As an RE teacher, he has found his subject important in his determined effort to get the most from his job. Not because of any strong religious beliefs, but because it allows him to "be an explorer". He attends Quaker meetings and Buddhist retreats and regularly travels to religious sites in Vietnam, India and Cambodia. With his own professional ambitions on hold, it's cultural exploration that drives him on. "I have a passion for thoughts, ideas and lifestyles. I want to be able to give children the opportunity to find their own spiritual beliefs."
He exudes a certain Zen calm when he talks about himself. "I've learned to find a balance, to take up challenges but not to overreach. You have to find what's right for you as a person."
In 1990, Sheila Dearns, teacher of German and head of Year 9 at the Anglo-European school in Ingatestone, Essex, was diagnosed with multiple sclerosis and since 1993 has had to use a wheelchair to get around school.
For someone who admits to having been a "natural pacer" in the classroom, the imposed immobility might have meant a whole new teaching style. But armed with an adjustable chair that allows her to "see what's going on under the desks", Ms Dearns has made few changes.
"The children aren't bothered by my disability. It's simply not an issue," she says. "It hasn't made them treat me as anything less than I was before.
You should see me in front of assembly - they know when to shut up."

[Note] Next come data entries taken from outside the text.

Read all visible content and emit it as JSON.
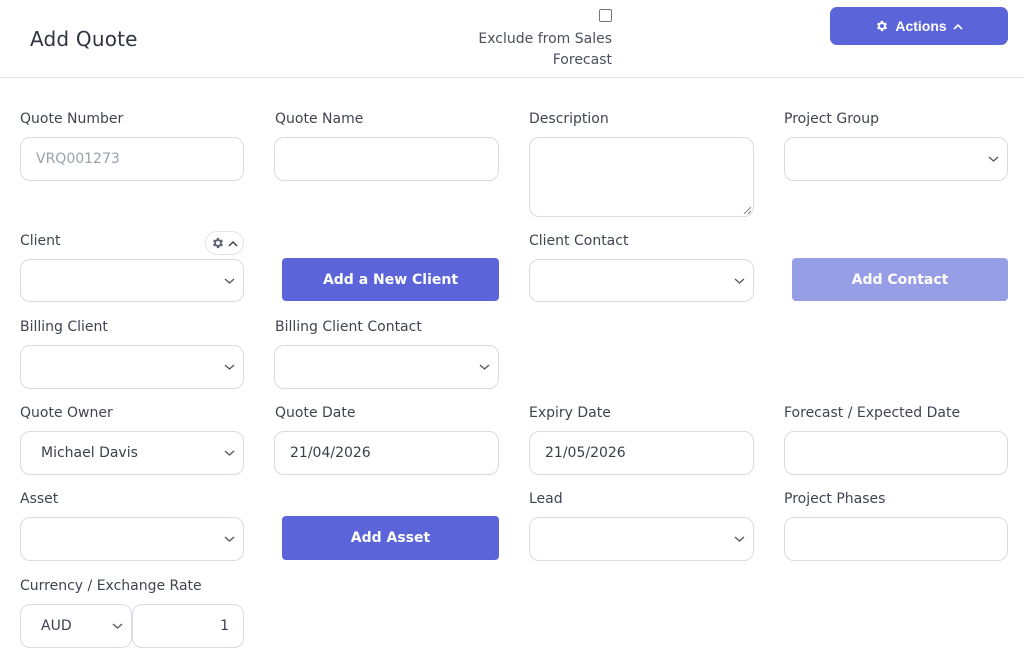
{
  "header": {
    "title": "Add Quote",
    "exclude_label": "Exclude from Sales Forecast",
    "exclude_checked": false,
    "actions_label": "Actions",
    "actions_icon": "gear-icon"
  },
  "form": {
    "quote_number": {
      "label": "Quote Number",
      "placeholder": "VRQ001273"
    },
    "quote_name": {
      "label": "Quote Name",
      "value": ""
    },
    "description": {
      "label": "Description",
      "value": ""
    },
    "project_group": {
      "label": "Project Group",
      "value": ""
    },
    "client": {
      "label": "Client",
      "value": "",
      "settings_icon": "gear-icon"
    },
    "add_client_button": "Add a New Client",
    "client_contact": {
      "label": "Client Contact",
      "value": ""
    },
    "add_contact_button": "Add Contact",
    "billing_client": {
      "label": "Billing Client",
      "value": ""
    },
    "billing_client_contact": {
      "label": "Billing Client Contact",
      "value": ""
    },
    "quote_owner": {
      "label": "Quote Owner",
      "value": "Michael Davis"
    },
    "quote_date": {
      "label": "Quote Date",
      "value": "21/04/2026"
    },
    "expiry_date": {
      "label": "Expiry Date",
      "value": "21/05/2026"
    },
    "forecast_date": {
      "label": "Forecast / Expected Date",
      "value": ""
    },
    "asset": {
      "label": "Asset",
      "value": ""
    },
    "add_asset_button": "Add Asset",
    "lead": {
      "label": "Lead",
      "value": ""
    },
    "project_phases": {
      "label": "Project Phases",
      "value": ""
    },
    "currency": {
      "label": "Currency / Exchange Rate",
      "value": "AUD",
      "rate": "1"
    }
  },
  "colors": {
    "accent": "#5b64d8",
    "accent_disabled": "#969ee6",
    "border": "#d8dbe2"
  }
}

But parents are not always so understanding. "In the past, when I met parents for the first time, I'd see a look of shock. Then they'd ask me if I'd had a skiing accident. Now I just tell them it's permanent."
Because Ms Dearns's MS developed gradually, her colleagues had more time than parents to get accustomed to her disability. They have been "without exception" supportive, she says. The school has also been able to make alterations to the typically inaccessible 1960s building, giving her an office close to her classroom, and adjusting her timetable to take account of the debilitating fatigue she suffers. But it wasn't just the school that underwent a learning process. "There was a certain amount of damage," she laughs, "getting the hang of the wheelchair. If you twitch the joystick in the wrong direction... Well, I haven't killed anyone yet, although I have run over a few toes."
As Ms Dearns gets older - she is 48 - she finds everyday activities increasingly difficult. "I used to take time off," she says, "but then I'd get bored and depressed. So now I always come in and just do what I can. I teach in a more restrained way than I used to. I talk less."
She concedes that if she'd had to cope with the demands of a family she would have had to give up teaching. "There wouldn't have been enough energy to go round." Now, at home with her two cats, she allows herself a brief nap when she gets home from school before moving into the garden. "I've developed a brilliant form of gardening. There's little I can do myself; even bending down to pull out a weed would exhaust me. So an ex-pupil does the digging, friends do the planting and I just watch."
There are, of course, inevitable frustrations. Ms Dearns admits to "bad moments" when she would love to go for a walk. But rather than forcing her to plan her retirement, these are the times when she most cherishes teaching. "It's kept me sane. Sometimes I come into school feeling appalling. Then I get into a class and I almost leech the energy from them.
There's no way I could give it up. Being head of year means so much to me.
If I get any cards I put them straight on my walls, and if it's a bad day, I see them and think, 'Well, it's not that bad'."
It's the small things that keep Ms Dearns going - seeing a former pupil going to study German at Oxford, offering to race another wheelchair user from the sixth form (she is, she says, sure to win), and meeting up with friends in Germany. "I want to be an ordinary person doing an ordinary job in an ordinary way," she says. "I just happen to be in a wheelchair."
Disability Equality in Education: www.diseed.org.uk